I won’t take anything away from right wing David Clarkson. When he deploys his A-game, Clarkson is a rugged power forward with tons of offensive upside, the type of player any team would want. With that said, I cannot put enough emphasis on the wording of that previous sentence, more particularly, the first five words of it, an allusion to the glaring shortcomings that have materialized in Clarkson’s track record throughout his six-year career with the Devils.
Clarkson demonstrated the utmost effectiveness of him being at the top of his game during the 2011-2012 season and the first quarter or so of the 2012-2013 season. In addition to establishing career-highs in goals (30) and points (46) in 11-12, Clarkson was one of the hottest players through the first 14 games of the Devil’s 12-13 campaign, during which he collected ten goals, giving him 40 goals over a span of 94 games.
The David Clarkson that may arguably be worth his present demands as an upcoming unrestricted free agent (presumed to be $42 million over seven years) revealed himself during this span. With that said, Clarkson has exhibited some well-documented inconsistencies that makes his uncertain future with the Devils seem like a blessing in disguise from a salary cap and expectation-related perspective.
It can be agreed that Clarkson established himself as a regular top-nine forward during the 2008-2009 season when he accumulated totals of 17 goals and 32 points in 82 games. Since then, Clarkson has gone through eight stretches where he failed to register a goal in nine or more consecutive games (this excludes the 09-10 season, during which he missed a considerable amount of time due to injury).

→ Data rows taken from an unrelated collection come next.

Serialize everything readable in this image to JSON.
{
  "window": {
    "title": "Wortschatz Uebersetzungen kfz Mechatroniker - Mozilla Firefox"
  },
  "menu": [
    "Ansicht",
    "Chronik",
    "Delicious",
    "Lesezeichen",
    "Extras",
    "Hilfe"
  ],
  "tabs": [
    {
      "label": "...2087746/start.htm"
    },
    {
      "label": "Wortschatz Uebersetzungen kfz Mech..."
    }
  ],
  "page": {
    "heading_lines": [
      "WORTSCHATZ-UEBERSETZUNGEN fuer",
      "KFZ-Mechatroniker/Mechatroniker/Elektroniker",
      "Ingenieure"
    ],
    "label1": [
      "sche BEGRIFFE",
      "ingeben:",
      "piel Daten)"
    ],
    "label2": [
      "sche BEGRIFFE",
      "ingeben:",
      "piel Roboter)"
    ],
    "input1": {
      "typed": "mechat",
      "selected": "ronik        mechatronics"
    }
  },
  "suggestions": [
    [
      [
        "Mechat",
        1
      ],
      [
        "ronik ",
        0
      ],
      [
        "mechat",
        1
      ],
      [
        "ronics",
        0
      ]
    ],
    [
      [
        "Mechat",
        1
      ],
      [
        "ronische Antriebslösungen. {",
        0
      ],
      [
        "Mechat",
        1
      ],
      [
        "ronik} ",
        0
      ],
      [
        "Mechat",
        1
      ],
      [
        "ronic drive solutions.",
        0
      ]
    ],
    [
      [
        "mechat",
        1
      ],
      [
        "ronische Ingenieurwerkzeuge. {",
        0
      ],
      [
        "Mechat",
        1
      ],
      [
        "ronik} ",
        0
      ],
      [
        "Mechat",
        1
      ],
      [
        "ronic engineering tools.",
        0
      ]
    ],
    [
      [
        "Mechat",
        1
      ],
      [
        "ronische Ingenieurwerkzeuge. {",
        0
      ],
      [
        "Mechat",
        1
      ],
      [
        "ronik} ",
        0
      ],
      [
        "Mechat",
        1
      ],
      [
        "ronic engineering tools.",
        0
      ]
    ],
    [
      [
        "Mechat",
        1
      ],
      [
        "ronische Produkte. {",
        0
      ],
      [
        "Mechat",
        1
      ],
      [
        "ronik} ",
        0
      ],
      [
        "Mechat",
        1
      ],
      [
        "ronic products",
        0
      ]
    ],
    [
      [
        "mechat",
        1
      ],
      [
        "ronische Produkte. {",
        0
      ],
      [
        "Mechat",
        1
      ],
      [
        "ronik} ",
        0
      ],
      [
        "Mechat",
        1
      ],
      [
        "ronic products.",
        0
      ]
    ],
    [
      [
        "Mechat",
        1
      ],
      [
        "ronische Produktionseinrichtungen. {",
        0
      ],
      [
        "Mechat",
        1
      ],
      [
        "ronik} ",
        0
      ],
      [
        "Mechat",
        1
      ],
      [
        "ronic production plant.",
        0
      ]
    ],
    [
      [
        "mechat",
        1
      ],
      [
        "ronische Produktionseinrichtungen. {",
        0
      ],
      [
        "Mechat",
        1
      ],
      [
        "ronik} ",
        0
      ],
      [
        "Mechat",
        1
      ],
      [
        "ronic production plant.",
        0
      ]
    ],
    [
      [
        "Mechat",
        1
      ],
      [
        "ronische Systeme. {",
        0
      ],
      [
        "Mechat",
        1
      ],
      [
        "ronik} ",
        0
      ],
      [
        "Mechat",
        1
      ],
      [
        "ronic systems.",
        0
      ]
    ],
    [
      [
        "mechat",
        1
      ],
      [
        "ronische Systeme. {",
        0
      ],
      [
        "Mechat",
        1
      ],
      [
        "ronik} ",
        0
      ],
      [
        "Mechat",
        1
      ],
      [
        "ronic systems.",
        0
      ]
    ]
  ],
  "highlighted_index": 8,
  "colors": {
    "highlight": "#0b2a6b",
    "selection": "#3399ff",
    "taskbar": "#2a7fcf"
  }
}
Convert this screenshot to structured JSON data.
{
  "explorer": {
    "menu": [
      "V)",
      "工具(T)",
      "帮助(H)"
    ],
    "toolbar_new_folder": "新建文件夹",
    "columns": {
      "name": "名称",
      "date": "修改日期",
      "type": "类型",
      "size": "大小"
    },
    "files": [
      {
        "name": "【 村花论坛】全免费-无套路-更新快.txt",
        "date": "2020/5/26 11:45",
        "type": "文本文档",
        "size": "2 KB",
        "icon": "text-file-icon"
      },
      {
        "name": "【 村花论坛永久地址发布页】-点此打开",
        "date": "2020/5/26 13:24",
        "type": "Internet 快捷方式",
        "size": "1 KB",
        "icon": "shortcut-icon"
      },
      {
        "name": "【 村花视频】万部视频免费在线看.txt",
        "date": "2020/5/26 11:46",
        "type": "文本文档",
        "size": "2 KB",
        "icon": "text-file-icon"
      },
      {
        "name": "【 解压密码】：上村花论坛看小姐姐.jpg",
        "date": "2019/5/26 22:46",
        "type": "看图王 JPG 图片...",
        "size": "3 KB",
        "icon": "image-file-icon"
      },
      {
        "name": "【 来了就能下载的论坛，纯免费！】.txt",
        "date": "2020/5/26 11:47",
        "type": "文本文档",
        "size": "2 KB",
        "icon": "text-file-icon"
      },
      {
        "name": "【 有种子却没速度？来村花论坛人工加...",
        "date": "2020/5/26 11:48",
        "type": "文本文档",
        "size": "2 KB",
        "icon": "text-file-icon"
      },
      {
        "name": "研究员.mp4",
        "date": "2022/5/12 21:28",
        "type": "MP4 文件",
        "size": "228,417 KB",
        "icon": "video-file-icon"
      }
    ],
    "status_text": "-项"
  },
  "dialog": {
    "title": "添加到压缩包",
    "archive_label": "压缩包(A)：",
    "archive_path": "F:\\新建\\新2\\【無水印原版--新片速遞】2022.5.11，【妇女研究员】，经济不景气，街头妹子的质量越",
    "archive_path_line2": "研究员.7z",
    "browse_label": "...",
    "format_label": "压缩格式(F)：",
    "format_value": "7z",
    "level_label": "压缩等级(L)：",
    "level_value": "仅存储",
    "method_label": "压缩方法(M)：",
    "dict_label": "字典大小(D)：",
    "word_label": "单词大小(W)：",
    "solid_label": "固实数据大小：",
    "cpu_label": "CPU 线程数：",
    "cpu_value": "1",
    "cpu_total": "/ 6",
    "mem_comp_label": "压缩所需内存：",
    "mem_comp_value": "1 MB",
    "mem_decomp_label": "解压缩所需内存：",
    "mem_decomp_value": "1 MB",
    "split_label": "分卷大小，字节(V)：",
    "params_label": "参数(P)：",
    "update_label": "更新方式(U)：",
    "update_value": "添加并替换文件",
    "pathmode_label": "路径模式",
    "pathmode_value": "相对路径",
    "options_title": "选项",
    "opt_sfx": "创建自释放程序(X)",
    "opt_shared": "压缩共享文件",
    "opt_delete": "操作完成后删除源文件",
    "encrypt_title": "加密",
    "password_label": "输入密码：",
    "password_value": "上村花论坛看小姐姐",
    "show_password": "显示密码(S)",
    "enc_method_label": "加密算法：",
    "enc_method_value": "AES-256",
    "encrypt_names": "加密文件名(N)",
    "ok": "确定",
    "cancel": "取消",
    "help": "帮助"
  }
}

Although the majority of these slumps occurred before the 11-12 season, his turbulent track record ought to provide indication on how Clarkson and his agent Pat Morris are most likely to be primarily determining Clarkson’s value based off the last 128 games he’s played in the NHL…out of 426. You can argue that Clarkson’s numbers suffered on the count of the Devil’s disastrous “fluke” season in 2010-2011. Clarkson was one of the few players on the team that eluded the injury bug outbreak in the locker room that year and had every opportunity all season to step up the way Ilya Kovalchuk did during the second half.
Aside from Clarkson’s streaky tendencies to score goals and his shifty physicality in his game, you have to think there is more to the figuring behind Clarkson’s questionably high contract demands. Clarkson enters a relatively shallow unrestricted free agent class that features other forwards such as Nathan Horton, Jaroma Iginla, Ryan Clowe, Danny Briere, Stephen Weiss, and Viktor Stalberg, just to mention a few. While Clarkson is not the most skilled of that group, he is advantageously one of the most desirable.
Aside from the two main features of his game that I have mentioned multiple times in this piece (scoring ability, physicality), attributes that most of this year’s top unrestricted free agents separately possess, Clarkson possesses an additional third attribute that will make him a highly desirable target by teams…
Clarkson is at an age (29) where his development has come to fruition. In an age range where players have entered or are in the midst of the prime of their hockey careers, Clarkson still has many years left where he can be relied upon to regularly fulfill his role. The logic behind a team signing him to the seven-year deal he supposedly wants is they’ll be securing Clarkson during the remaining years he has a reliable and effective player. The money he receives is a result of Clarkson standing out in a relatively shallow market (just to reiterate).
Wherever Clarkson ends up, his performance (particularly his consistency) will undoubtedly be placed under a microscope. At this point we can only speculate and if his 12-13 performance is any indication, we now know to take any explosive starts to the coming season with a grain of salt.